Yes there's more of what I learned, coming. But I just finished a biography of Mickey Mantle and want to comment on it.
The book is titled, The Last Boy: Mickey Mantle and the End of America's Childhood.
As the title implies, the author, Jane Leavy, explores the themes of youth and innocence, as well as immaturity and denial. Mickey, according to Leavy, never grew up, partly because he wasn't allowed to by "America." Another biography of Mantle was titled A Hero All His Life. Mickey was trapped in a role of someone else's choosing.
Leavy chose not to follow the classic form of most biographies, concentrating instead on specific moments in his life and weaving a narrative around them.
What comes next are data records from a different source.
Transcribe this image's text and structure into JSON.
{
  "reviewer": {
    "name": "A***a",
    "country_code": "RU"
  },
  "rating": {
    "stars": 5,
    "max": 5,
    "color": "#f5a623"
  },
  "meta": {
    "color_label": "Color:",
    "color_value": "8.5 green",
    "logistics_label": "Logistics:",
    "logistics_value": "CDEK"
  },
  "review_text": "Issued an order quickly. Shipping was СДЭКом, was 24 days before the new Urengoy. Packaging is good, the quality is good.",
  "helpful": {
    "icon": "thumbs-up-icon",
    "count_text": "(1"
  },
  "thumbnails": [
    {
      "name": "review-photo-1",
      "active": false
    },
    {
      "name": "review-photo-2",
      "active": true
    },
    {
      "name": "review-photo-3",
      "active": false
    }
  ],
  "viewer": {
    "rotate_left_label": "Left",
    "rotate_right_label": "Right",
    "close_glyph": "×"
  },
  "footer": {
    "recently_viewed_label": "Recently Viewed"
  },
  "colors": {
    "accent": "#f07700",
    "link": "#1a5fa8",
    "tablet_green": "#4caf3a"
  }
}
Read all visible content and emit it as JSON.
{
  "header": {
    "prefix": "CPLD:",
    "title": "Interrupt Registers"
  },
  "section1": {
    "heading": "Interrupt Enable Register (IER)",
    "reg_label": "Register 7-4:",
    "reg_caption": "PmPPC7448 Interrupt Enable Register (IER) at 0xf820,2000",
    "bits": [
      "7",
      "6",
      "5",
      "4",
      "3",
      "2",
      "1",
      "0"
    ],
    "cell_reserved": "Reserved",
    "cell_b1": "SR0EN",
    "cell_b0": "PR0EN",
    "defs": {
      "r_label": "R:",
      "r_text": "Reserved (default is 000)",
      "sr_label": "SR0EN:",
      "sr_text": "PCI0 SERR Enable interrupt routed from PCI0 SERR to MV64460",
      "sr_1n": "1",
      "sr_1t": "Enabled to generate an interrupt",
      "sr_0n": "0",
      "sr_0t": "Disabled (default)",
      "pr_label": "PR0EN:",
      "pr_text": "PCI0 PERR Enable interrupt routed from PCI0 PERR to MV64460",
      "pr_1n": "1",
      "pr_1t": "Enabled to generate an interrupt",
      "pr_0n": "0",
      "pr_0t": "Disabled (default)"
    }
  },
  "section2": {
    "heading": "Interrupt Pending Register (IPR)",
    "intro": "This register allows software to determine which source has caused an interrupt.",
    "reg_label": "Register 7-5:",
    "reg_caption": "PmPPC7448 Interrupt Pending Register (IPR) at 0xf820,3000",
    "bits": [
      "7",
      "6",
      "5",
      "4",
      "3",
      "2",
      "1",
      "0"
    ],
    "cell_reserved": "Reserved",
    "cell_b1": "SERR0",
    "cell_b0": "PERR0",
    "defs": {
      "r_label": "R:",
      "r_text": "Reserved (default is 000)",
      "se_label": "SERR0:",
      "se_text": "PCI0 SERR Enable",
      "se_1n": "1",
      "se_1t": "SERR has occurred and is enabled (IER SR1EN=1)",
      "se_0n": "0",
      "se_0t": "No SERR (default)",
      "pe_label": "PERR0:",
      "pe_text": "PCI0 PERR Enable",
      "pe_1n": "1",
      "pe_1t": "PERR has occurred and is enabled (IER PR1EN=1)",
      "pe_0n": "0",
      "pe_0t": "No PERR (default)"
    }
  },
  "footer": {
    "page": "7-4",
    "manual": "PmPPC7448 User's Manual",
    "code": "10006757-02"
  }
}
Some of the moments highlight the legend, the "tape measure" home run in Washington, the ball he hit in Yankee Stadium that would have gone into low earth orbit had it not smacked into the upper facade on its way out. Other moments highlight the darker side of "The Mick," the public drunkenness, the marital infidelity, the erratic behavior.
Always there is a somewhat bizarre relationship with his fans. He would be very accommodating at times and very rude at others. The fans perhaps drove this dynamic, booing him lustily early in his career when he'd strike out; cheering wildly when he'd hit one of his bombs. A nineteen year old from Commerce, OK thrown onto the biggest baseball stage in the world naturally had some adjustment issues.
Mantle was the ideal teammate, truly "at home" only in the locker room. Nobody was more revered by his own teammates than Mantle. Nobody picked up more checks. Nobody treated rookies better. Nobody did more to make sure his teammates got opportunities that could easily have been just for Mantle. Also, Mantle left many hundred dollar tips for five dollar breakfast checks, even, sometimes, for a cup of coffee.
The last third of the book deals with his post-baseball-career life. Mantle literally did not know what to do with himself. He retired after the 1968 season, long before the multi-million dollar contract came to pro sports. So he had to earn money, still. He became, essentially, a professional schmoozer. He played golf, he shook hands, he signed autographs (the memorabilia boom only came toward the end of his life), he "made the rounds." Of course, all of this involved drinking. Lots of drinking. Totally out of control drinking. He drank for most of every day for 25 years. His self-confessed greatest regret was turning his four sons into drinking buddies. All four wound up in rehab and a couple with major health issues.
Mantle himself crashed and burned in 1994. Checked himself into the Betty Ford Center, got sober. Unfortunately the damage was already done and he died less than a year after gaining his sobriety.
Despite some annoying factual errors and sometimes murky sentences I rate this book highly and recommend it.